Answer #1: The cost of quilting a quilt can vary considerably, depending on both size and materials used. Keep things basic and communicate with your quilter what you might need or want and you might be able to bring that down to a price you and your quilter can agree upon.
Answer #2: To learn how to quilt, you might want to start with some basic beginner quilting videos, practice with some scrap fabrics, ask friends who are quilters for instruction and help, or seek out a beginner quilting class near you.
Answer #3: As a general guide, the going rate for a queen-sized quilt can be anything between $350 to $1500, while a baby quilt can be had for anything between $150 and $400. A hand made quilt makes the kind of lovely, personal gift that many people are prepared to spend big on.
Answer #4: Absolutely, there are lots of online resources such as videos and tutorials to watch. Local quilt shops give periodic demonstrations, and hands on learning. There are also many printed materials available for reading and studying quilting to help you in your new endeavors.
Answer #5: Can it be expensive? Yes. Does it have to be? No. Some of the difference is the reason you are making a quilt. Is it a show quilt to be treasured and put on display? Fine, knock yourself out. But don't look down on someone else because they made a scrap quilt or used fabrics not to your taste or did a simple design. As much as I'd love to make an award-winning quilt, I equally love that I HAVE MADE quilt that have literally been loved to pieces by family members. There are loads of "don't use sheets, don't use unidentifiable fabrics, don't mix cottons with poly/cotton blends" and I say if you are just getting started and learning then that is FINE. Some of these things will affect your quilt, but it won’t be a disaster like some predict.
Answer #6: Batting manufacturers recommend quilting distances of up to 8" to 10", if your quilt will be washed or heavily used, do consider adding more quilting stitches than that. The closer the quilting lines are to each other, the less stress there is on each individual stitch. Your quilting will last longer as a result.
Answer #7: It does take some time to become proficient enough to make quilting items that you could possibly list for sale. Like any other hobby, your skill level will depend on your ability and desire to learn, and time to practice, and practice, and practice some more. And of course, your budget.
Answer #8: There could be some debate over the easiest quilt pattern, but I would venture to say that most would say a simple patchwork pattern is the easiest. Cutting and piecing many squares that are the same size into rows is about as easy as it gets.
Answer #9: You’ll need some basic quilting and sewing tools before you get started on your quilt. When buying fabric for your first quilt, pay attention to the requirements in the tutorial or pattern you are following. A tutorial or pattern will list exactly how much of each kind of fabric to purchase, plus batting, backing fabric, and binding fabric. Sewing a perfect straight stitch seam will help your final quilt come together without puckers, wavy, or unmatched seams.

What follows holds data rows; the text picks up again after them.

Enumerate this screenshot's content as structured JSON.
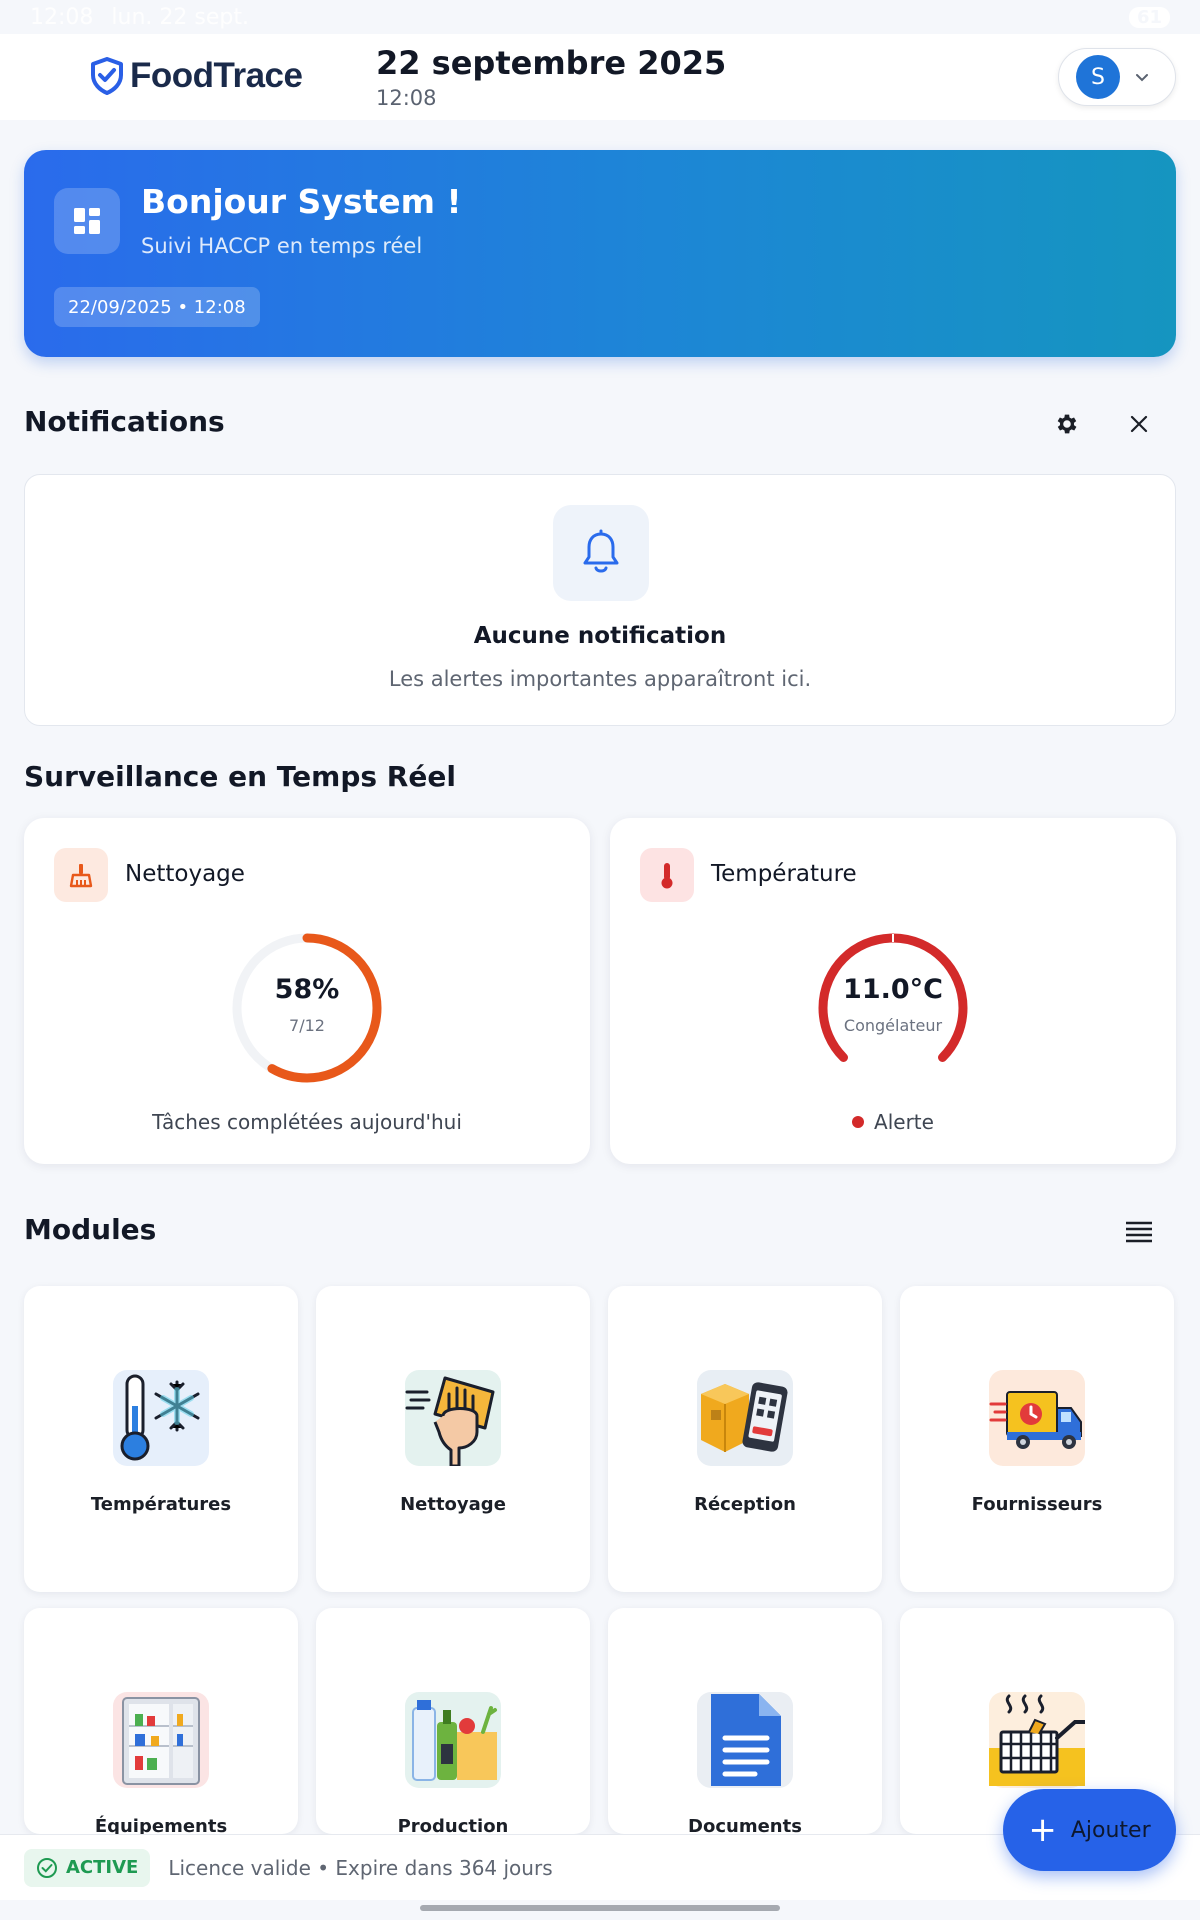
{
  "status_bar": {
    "time": "12:08",
    "date": "lun. 22 sept.",
    "battery": "61"
  },
  "header": {
    "brand": "FoodTrace",
    "date": "22 septembre 2025",
    "time": "12:08",
    "user_initial": "S"
  },
  "hero": {
    "title": "Bonjour System !",
    "subtitle": "Suivi HACCP en temps réel",
    "chip": "22/09/2025 • 12:08"
  },
  "notifications": {
    "title": "Notifications",
    "empty_title": "Aucune notification",
    "empty_subtitle": "Les alertes importantes apparaîtront ici."
  },
  "monitoring": {
    "title": "Surveillance en Temps Réel",
    "cleaning": {
      "title": "Nettoyage",
      "percent_label": "58%",
      "count_label": "7/12",
      "done": 7,
      "total": 12,
      "footer": "Tâches complétées aujourd'hui",
      "color": "#e8581a"
    },
    "temperature": {
      "title": "Température",
      "value_label": "11.0°C",
      "location": "Congélateur",
      "status": "Alerte",
      "level": 1.0,
      "color": "#d32a2a"
    }
  },
  "modules": {
    "title": "Modules",
    "items": [
      {
        "label": "Températures",
        "icon": "thermometer-snowflake-icon"
      },
      {
        "label": "Nettoyage",
        "icon": "cleaning-hand-icon"
      },
      {
        "label": "Réception",
        "icon": "reception-box-phone-icon"
      },
      {
        "label": "Fournisseurs",
        "icon": "delivery-truck-icon"
      },
      {
        "label": "Équipements",
        "icon": "fridge-icon"
      },
      {
        "label": "Production",
        "icon": "groceries-icon"
      },
      {
        "label": "Documents",
        "icon": "document-icon"
      },
      {
        "label": "",
        "icon": "fryer-icon"
      }
    ]
  },
  "fab": {
    "label": "Ajouter"
  },
  "licence": {
    "status": "ACTIVE",
    "text": "Licence valide • Expire dans 364 jours"
  }
}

Answer #10: I make money at quilting. I teach, demonstrate or create designs for other quilters. I hire other quilters as speakers and instructors when I need help or different ideas for classes. I know several nationally known quilters. I think they make money from selling their designs or teaching etc.